Exercise directions :: Report each line of the entries that contains the word "icon", copied in full.
-- Opening Marker --
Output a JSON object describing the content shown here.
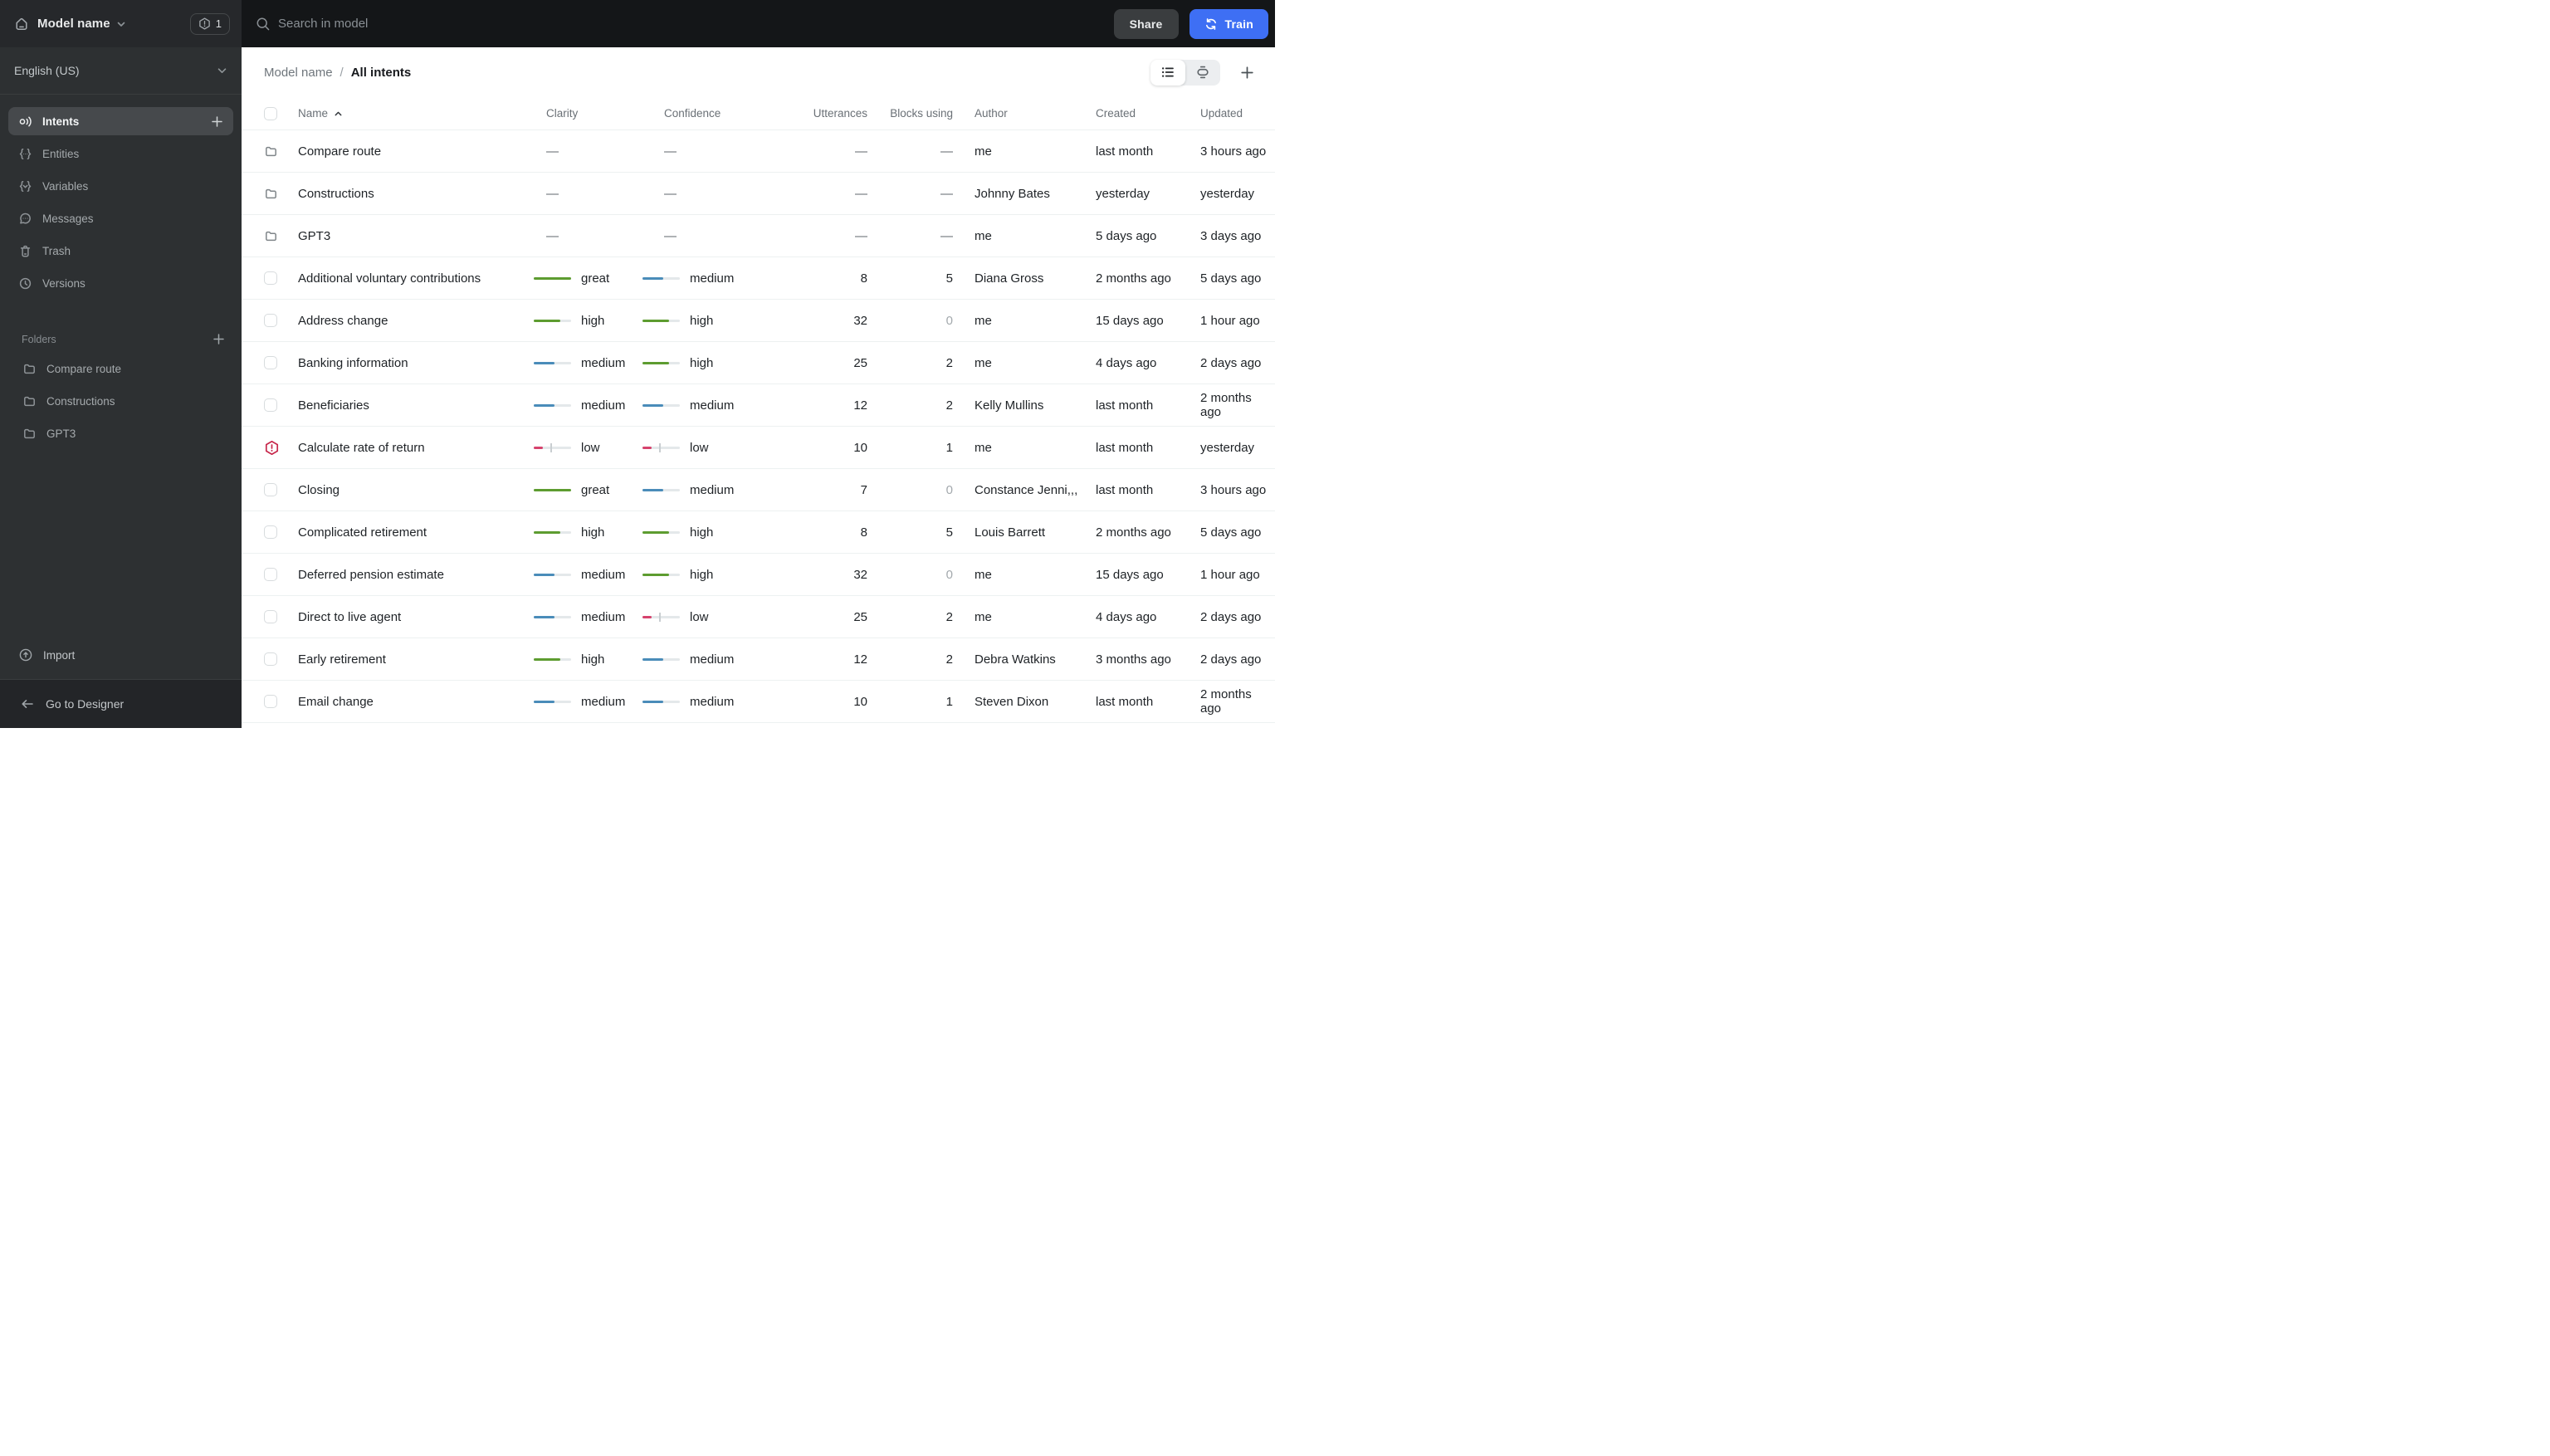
{
  "header": {
    "model_name": "Model name",
    "badge_count": "1",
    "search_placeholder": "Search in model",
    "share_label": "Share",
    "train_label": "Train"
  },
  "sidebar": {
    "language": "English (US)",
    "nav": [
      {
        "id": "intents",
        "label": "Intents",
        "icon": "intent-icon",
        "active": true,
        "action_icon": "plus-icon"
      },
      {
        "id": "entities",
        "label": "Entities",
        "icon": "entities-icon",
        "active": false
      },
      {
        "id": "variables",
        "label": "Variables",
        "icon": "variables-icon",
        "active": false
      },
      {
        "id": "messages",
        "label": "Messages",
        "icon": "messages-icon",
        "active": false
      },
      {
        "id": "trash",
        "label": "Trash",
        "icon": "trash-icon",
        "active": false
      },
      {
        "id": "versions",
        "label": "Versions",
        "icon": "versions-icon",
        "active": false
      }
    ],
    "folders_label": "Folders",
    "folders": [
      {
        "name": "Compare route"
      },
      {
        "name": "Constructions"
      },
      {
        "name": "GPT3"
      }
    ],
    "import_label": "Import",
    "designer_label": "Go to Designer"
  },
  "breadcrumb": {
    "parent": "Model name",
    "separator": "/",
    "current": "All intents"
  },
  "toolbar": {
    "views": [
      "list-view",
      "canvas-view"
    ],
    "active_view": "list-view"
  },
  "table": {
    "columns": {
      "name": "Name",
      "clarity": "Clarity",
      "confidence": "Confidence",
      "utterances": "Utterances",
      "blocks": "Blocks using",
      "author": "Author",
      "created": "Created",
      "updated": "Updated"
    },
    "sort": {
      "column": "Name",
      "direction": "asc"
    },
    "rows": [
      {
        "type": "folder",
        "warning": false,
        "name": "Compare route",
        "clarity": "—",
        "confidence": "—",
        "utterances": "—",
        "blocks": "—",
        "blocks_muted": false,
        "author": "me",
        "created": "last month",
        "updated": "3 hours ago"
      },
      {
        "type": "folder",
        "warning": false,
        "name": "Constructions",
        "clarity": "—",
        "confidence": "—",
        "utterances": "—",
        "blocks": "—",
        "blocks_muted": false,
        "author": "Johnny Bates",
        "created": "yesterday",
        "updated": "yesterday"
      },
      {
        "type": "folder",
        "warning": false,
        "name": "GPT3",
        "clarity": "—",
        "confidence": "—",
        "utterances": "—",
        "blocks": "—",
        "blocks_muted": false,
        "author": "me",
        "created": "5 days ago",
        "updated": "3 days ago"
      },
      {
        "type": "intent",
        "warning": false,
        "name": "Additional voluntary contributions",
        "clarity": "great",
        "confidence": "medium",
        "utterances": "8",
        "blocks": "5",
        "blocks_muted": false,
        "author": "Diana Gross",
        "created": "2 months ago",
        "updated": "5 days ago"
      },
      {
        "type": "intent",
        "warning": false,
        "name": "Address change",
        "clarity": "high",
        "confidence": "high",
        "utterances": "32",
        "blocks": "0",
        "blocks_muted": true,
        "author": "me",
        "created": "15 days ago",
        "updated": "1 hour ago"
      },
      {
        "type": "intent",
        "warning": false,
        "name": "Banking information",
        "clarity": "medium",
        "confidence": "high",
        "utterances": "25",
        "blocks": "2",
        "blocks_muted": false,
        "author": "me",
        "created": "4 days ago",
        "updated": "2 days ago"
      },
      {
        "type": "intent",
        "warning": false,
        "name": "Beneficiaries",
        "clarity": "medium",
        "confidence": "medium",
        "utterances": "12",
        "blocks": "2",
        "blocks_muted": false,
        "author": "Kelly Mullins",
        "created": "last month",
        "updated": "2 months ago"
      },
      {
        "type": "intent",
        "warning": true,
        "name": "Calculate rate of return",
        "clarity": "low",
        "confidence": "low",
        "utterances": "10",
        "blocks": "1",
        "blocks_muted": false,
        "author": "me",
        "created": "last month",
        "updated": "yesterday"
      },
      {
        "type": "intent",
        "warning": false,
        "name": "Closing",
        "clarity": "great",
        "confidence": "medium",
        "utterances": "7",
        "blocks": "0",
        "blocks_muted": true,
        "author": "Constance Jenni,,,",
        "created": "last month",
        "updated": "3 hours ago"
      },
      {
        "type": "intent",
        "warning": false,
        "name": "Complicated retirement",
        "clarity": "high",
        "confidence": "high",
        "utterances": "8",
        "blocks": "5",
        "blocks_muted": false,
        "author": "Louis Barrett",
        "created": "2 months ago",
        "updated": "5 days ago"
      },
      {
        "type": "intent",
        "warning": false,
        "name": "Deferred pension estimate",
        "clarity": "medium",
        "confidence": "high",
        "utterances": "32",
        "blocks": "0",
        "blocks_muted": true,
        "author": "me",
        "created": "15 days ago",
        "updated": "1 hour ago"
      },
      {
        "type": "intent",
        "warning": false,
        "name": "Direct to live agent",
        "clarity": "medium",
        "confidence": "low",
        "utterances": "25",
        "blocks": "2",
        "blocks_muted": false,
        "author": "me",
        "created": "4 days ago",
        "updated": "2 days ago"
      },
      {
        "type": "intent",
        "warning": false,
        "name": "Early retirement",
        "clarity": "high",
        "confidence": "medium",
        "utterances": "12",
        "blocks": "2",
        "blocks_muted": false,
        "author": "Debra Watkins",
        "created": "3 months ago",
        "updated": "2 days ago"
      },
      {
        "type": "intent",
        "warning": false,
        "name": "Email change",
        "clarity": "medium",
        "confidence": "medium",
        "utterances": "10",
        "blocks": "1",
        "blocks_muted": false,
        "author": "Steven Dixon",
        "created": "last month",
        "updated": "2 months ago"
      }
    ]
  },
  "colors": {
    "accent_blue": "#3E6FF4",
    "clarity_green": "#5D9C30",
    "clarity_blue": "#4A8CB9",
    "clarity_red": "#D6436D",
    "warning_red": "#C7284C",
    "indicator_track": "#E4E8EA"
  }
}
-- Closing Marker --
Exercise output ::
        "icon": "intent-icon",
        "action_icon": "plus-icon"
        "icon": "entities-icon",
        "icon": "variables-icon",
        "icon": "messages-icon",
        "icon": "trash-icon",
        "icon": "versions-icon",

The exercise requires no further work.